Some 85 percent of Egyptian women are overweight with 48 percent of that percentage suffering obesity, according to the 2014 Egypt Demographic and Health Survey (2014 EDHS) announced by Egypt’s health minister Sunday.
Minister Adel Adawy also revealed that 15 percent of children under five are overweight while another eight percent from the same average age are underweight, among other medical problems he said have increased due to bad nutrition.
One of the consequences of bad nutrition is that one child in every five under five years old is dwarfed.
On the other hand, Adawy revealed child mortality rates keep decreasing, reaching 22 in every 1,000 new-born babies, and 27 in 1,000 children under five years old.
“This is directly related to the level of education of the mothers. Child death rates tend to decrease among mothers who have received better education. Having proper intervals between pregnancies is also a factor,” said Adawy, reviewing some of the report's findings
Birth by caesarean section has “horrifically” increased to 52 percent, “even to 76 percent in some governorates such as Port Said and Damietta.”
The 2014 EDHS is part of the Demographic and Health Surveys (DHS) programme funded by the US Agency for International Development (USAID).
USAID/Cairo was the main contributor in funding the EDHS survey.

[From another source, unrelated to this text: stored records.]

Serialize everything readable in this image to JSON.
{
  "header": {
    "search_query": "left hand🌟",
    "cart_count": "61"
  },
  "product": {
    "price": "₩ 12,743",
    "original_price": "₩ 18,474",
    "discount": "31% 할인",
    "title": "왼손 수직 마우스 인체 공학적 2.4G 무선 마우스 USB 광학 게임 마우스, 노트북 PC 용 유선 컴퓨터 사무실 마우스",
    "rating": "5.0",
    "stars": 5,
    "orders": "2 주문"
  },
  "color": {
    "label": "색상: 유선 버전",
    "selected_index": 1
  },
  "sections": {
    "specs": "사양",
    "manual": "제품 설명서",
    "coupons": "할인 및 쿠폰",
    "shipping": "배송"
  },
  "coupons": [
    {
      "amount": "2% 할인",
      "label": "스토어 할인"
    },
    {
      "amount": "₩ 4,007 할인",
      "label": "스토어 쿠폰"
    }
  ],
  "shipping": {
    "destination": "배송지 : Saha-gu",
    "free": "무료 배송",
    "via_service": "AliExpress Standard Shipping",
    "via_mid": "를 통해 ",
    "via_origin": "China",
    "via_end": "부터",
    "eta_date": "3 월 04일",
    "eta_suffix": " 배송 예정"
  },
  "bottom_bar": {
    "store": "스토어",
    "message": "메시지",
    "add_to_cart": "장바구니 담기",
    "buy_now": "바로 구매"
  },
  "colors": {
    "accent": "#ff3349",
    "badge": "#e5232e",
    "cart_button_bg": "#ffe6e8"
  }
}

Support for the survey was also provided by the United Nations Children's Fund (UNICEF) and United Nations Population Fund (UNFPA).